2. Where are you based out of?
I live in the country outside of Northampton, Ma. Translate Gender Inc. is based out of Northampton and most of my therapeutic work is also in and around that area. I travel to Albany, NY, Boston, MA, and NYC frequently for lectures, workshops, and conferences.
3. What is your focus? What do you do?
LGBTQ family therapy and community-based gender justice activism.
4. What are your particular goals and passions in the field?
See next question.
5. Why did you choose to work in this field?
I am a queer femme-identified woman. A transfeminist. An activist. A psychotherapist and an educator. My intrinsic determination to be liberated, from a young age, is the foundation of my identity as an activist in the movement to end gender oppression. But when I realized that the territories of my professional identity landscape as a psychotherapist were all connected through a language mired in a medical discourse that was inherently misogynist and anti-feminist I committed my focus as an activist to the to development of non-pathologizing therapeutic approaches to working with differently gendered people and their partners and families.
6. Where did you go for school/training?
Training Institute for Gender, Relationships, Identity, and Sexuality (TIGRIS), Albany, NY
Mill River Institute for Dialogic Practice, Haydenville, MA.
Smith School for Social Work, Northampton, MA
Eastern Group Psychotherapy Society, NYC
Sarah Lawrence College, Bronxville, NY
7. Do you have any literature out (websites, articles)?
Sennott, S. L. (2011). Gender disorder as gender oppression: A transfeminist approachto rethinking the pathologization of gender non-conformity. Women & Therapy, 34, 93-113.
Sennott, S., & Smith, T. (2011). Translating the sex and gender continuums in mental health: A transfeminist approach to client and clinician fears. Journal of Gay and Lesbian Mental Health, 15, 218-234.

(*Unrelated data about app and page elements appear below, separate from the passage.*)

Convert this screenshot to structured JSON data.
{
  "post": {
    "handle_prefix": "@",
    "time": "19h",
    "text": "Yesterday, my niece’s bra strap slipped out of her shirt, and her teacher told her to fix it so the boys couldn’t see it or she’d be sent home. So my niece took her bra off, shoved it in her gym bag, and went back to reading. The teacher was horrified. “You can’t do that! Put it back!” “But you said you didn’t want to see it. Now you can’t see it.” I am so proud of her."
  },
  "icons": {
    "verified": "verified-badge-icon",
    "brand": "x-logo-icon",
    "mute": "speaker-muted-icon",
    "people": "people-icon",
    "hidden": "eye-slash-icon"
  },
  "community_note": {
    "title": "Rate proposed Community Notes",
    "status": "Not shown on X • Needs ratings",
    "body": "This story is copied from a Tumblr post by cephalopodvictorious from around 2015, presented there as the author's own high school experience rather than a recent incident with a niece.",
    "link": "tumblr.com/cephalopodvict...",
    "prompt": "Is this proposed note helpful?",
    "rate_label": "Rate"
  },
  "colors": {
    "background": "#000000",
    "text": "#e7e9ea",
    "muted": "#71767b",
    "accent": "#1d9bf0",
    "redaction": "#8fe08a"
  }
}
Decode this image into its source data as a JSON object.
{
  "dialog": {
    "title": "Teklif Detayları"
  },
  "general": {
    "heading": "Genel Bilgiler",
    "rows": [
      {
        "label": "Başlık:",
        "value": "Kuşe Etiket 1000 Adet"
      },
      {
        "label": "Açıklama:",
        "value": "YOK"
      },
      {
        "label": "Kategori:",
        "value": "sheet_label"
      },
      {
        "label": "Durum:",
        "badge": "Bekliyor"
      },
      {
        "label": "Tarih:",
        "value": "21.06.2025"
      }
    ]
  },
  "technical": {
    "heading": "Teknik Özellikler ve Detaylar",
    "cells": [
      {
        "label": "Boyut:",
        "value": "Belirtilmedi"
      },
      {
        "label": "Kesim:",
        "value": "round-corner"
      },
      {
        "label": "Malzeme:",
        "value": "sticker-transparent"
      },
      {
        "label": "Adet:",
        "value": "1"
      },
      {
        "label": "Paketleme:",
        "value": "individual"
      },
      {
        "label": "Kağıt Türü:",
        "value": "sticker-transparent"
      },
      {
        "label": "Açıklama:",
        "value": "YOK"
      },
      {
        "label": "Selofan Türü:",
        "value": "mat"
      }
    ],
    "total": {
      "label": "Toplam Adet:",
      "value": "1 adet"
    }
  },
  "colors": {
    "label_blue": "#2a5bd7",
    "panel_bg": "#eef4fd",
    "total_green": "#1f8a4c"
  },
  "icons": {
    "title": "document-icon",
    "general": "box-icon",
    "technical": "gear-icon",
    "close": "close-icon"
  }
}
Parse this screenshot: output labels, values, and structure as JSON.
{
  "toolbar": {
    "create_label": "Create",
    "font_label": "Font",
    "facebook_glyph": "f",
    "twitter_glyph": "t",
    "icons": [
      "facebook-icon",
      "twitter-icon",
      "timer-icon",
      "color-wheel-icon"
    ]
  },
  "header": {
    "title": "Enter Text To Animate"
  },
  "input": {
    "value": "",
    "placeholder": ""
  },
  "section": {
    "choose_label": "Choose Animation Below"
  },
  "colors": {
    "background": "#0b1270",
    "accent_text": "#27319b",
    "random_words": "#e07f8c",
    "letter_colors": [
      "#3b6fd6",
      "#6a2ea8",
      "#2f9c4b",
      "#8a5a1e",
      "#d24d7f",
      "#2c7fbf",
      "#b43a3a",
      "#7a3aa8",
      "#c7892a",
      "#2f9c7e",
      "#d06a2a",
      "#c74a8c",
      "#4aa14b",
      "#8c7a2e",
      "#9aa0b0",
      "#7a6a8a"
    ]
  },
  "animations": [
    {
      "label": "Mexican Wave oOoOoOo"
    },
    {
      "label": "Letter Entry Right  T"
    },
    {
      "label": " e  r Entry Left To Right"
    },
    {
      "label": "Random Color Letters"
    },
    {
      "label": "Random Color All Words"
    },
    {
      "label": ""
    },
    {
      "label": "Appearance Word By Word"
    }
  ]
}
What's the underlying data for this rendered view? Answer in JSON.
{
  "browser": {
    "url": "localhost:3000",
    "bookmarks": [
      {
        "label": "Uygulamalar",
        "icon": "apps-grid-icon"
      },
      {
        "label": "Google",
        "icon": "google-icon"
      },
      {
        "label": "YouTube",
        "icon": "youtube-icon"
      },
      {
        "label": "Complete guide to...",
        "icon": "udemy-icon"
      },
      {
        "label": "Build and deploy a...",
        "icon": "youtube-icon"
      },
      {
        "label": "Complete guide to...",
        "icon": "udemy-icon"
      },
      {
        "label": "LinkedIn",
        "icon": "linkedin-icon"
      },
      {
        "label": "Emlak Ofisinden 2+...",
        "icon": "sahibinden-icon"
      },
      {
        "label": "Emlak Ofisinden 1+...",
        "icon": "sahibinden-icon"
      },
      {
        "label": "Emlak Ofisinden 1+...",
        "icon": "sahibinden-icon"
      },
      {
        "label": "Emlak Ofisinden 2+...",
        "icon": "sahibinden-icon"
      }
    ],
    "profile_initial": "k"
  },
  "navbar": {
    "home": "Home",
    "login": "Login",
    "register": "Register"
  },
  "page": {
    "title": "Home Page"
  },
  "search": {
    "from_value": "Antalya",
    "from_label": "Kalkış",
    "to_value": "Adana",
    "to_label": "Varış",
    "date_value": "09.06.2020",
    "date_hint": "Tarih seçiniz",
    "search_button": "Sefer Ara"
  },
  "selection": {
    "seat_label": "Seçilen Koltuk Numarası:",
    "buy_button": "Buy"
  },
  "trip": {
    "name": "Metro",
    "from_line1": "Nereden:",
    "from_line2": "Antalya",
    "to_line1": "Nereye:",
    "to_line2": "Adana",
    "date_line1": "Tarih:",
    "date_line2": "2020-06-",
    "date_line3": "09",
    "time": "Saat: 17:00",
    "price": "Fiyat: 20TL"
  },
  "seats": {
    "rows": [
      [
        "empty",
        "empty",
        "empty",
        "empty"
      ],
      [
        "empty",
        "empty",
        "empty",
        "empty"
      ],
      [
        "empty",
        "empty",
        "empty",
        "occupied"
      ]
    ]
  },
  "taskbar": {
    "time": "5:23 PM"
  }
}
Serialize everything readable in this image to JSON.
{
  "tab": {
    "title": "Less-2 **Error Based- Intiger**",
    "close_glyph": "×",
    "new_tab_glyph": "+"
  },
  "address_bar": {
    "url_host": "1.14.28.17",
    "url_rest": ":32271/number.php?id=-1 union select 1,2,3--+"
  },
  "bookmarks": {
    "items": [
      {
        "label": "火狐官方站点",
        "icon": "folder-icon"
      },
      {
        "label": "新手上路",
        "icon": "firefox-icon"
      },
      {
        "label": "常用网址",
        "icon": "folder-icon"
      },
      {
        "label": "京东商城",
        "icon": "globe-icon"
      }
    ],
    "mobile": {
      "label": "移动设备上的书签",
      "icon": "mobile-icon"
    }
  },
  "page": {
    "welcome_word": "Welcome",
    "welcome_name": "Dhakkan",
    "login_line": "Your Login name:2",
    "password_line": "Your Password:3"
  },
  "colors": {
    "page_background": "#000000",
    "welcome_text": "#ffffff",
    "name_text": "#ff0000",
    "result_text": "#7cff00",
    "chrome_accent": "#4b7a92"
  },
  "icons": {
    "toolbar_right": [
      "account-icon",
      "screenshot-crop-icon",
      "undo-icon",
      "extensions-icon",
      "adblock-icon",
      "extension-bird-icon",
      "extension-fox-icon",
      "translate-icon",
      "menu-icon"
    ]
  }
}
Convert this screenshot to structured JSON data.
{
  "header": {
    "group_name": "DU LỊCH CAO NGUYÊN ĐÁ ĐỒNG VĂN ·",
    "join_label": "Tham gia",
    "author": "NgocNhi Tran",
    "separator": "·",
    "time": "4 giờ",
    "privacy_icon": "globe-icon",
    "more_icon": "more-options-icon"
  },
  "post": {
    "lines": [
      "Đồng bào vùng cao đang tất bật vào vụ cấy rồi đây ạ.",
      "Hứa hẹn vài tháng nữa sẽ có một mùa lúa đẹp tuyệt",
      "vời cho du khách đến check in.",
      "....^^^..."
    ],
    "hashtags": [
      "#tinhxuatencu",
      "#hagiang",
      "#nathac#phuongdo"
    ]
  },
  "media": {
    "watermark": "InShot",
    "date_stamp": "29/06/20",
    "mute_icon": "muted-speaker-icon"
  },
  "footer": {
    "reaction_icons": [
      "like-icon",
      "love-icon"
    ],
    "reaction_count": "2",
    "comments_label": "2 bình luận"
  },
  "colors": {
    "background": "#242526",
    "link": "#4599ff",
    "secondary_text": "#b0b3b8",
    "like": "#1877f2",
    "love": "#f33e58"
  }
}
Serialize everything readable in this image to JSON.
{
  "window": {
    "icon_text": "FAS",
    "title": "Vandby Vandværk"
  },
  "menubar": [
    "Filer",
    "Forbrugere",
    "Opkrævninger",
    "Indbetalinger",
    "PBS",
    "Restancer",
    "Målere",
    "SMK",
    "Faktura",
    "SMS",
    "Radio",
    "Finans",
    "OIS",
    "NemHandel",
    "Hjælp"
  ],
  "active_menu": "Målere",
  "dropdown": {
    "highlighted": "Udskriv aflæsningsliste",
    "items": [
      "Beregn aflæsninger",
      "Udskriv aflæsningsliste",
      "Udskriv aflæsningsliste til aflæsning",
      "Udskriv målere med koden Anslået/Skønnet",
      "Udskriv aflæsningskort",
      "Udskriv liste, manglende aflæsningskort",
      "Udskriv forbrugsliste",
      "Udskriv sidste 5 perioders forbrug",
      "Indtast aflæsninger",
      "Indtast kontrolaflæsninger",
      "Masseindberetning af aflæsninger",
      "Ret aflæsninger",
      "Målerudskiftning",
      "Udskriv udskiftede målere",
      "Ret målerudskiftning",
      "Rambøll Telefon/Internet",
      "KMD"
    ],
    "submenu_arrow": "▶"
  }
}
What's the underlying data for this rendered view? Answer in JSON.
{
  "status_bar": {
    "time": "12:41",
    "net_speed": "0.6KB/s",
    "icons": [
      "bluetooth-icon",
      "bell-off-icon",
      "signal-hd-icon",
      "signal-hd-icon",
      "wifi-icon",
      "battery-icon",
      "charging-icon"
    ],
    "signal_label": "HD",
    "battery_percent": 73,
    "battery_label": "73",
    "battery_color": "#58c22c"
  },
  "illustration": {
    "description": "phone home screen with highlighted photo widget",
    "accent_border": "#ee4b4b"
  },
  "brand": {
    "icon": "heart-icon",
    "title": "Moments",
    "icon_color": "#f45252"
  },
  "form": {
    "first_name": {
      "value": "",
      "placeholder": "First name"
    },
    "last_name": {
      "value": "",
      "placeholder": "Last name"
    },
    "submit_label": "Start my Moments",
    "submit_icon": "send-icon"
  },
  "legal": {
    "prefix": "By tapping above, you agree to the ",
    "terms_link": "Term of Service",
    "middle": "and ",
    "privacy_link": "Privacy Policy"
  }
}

Lev, A. I. & Sennott, S. L. (2011). Understanding gender nonconformity and transgender identity: A sex positive approach. In P. J. Klienplatz (Ed.), New Directions in Sex Therapy: Innovations and Alternatives (2nd ed.). Ann Arbor, MI: Taylor & Francis (forthcoming).
Lev, A. I. & Sennott, S. L. (2011). Trans-sexual desire in differently gendered bodies. In J. J. Bigner & J. L. Wetchler (Eds.), Handbook of LGBT-Affirmative Couple and Family therapy (2nd Ed.). New York, New York: Routledge (forthcoming).
Lev, A. I. & Sennott, S. L. (2011). Clinical work with LGBTQ parents and perspective parents. In A. E. Goldberg & K. E. Allen (Eds.). LGBT Parent Families: Possibilities for New Reasearch and Implications for Practice. New York: Springer (forthcoming).
8. What would you recommend to future professionals attempting to get into the field?
Find a community of like-minded people and never let them go, they will be your foundation for growth as a professional.
9. What is the most challenging aspect for you working in this career?
One of the most challenging aspects of my work is the sheer magnitude of the endeavor, there are always going to be people suffering from gender-based oppression.
10. One must read-what would you recommend? Why?
Ties that Bind: Familial Homophobia and Its Consequences, by Sarah Schulman
Whipping Girl: A Transsexual Woman on Sexism and the Scapegoating of Femininity, by Julia Serano
If you read these two books you will have a clear understanding of how gender oppression operates in everyday life for LGBTQI people, starting from families and working its way out into communities and larger society.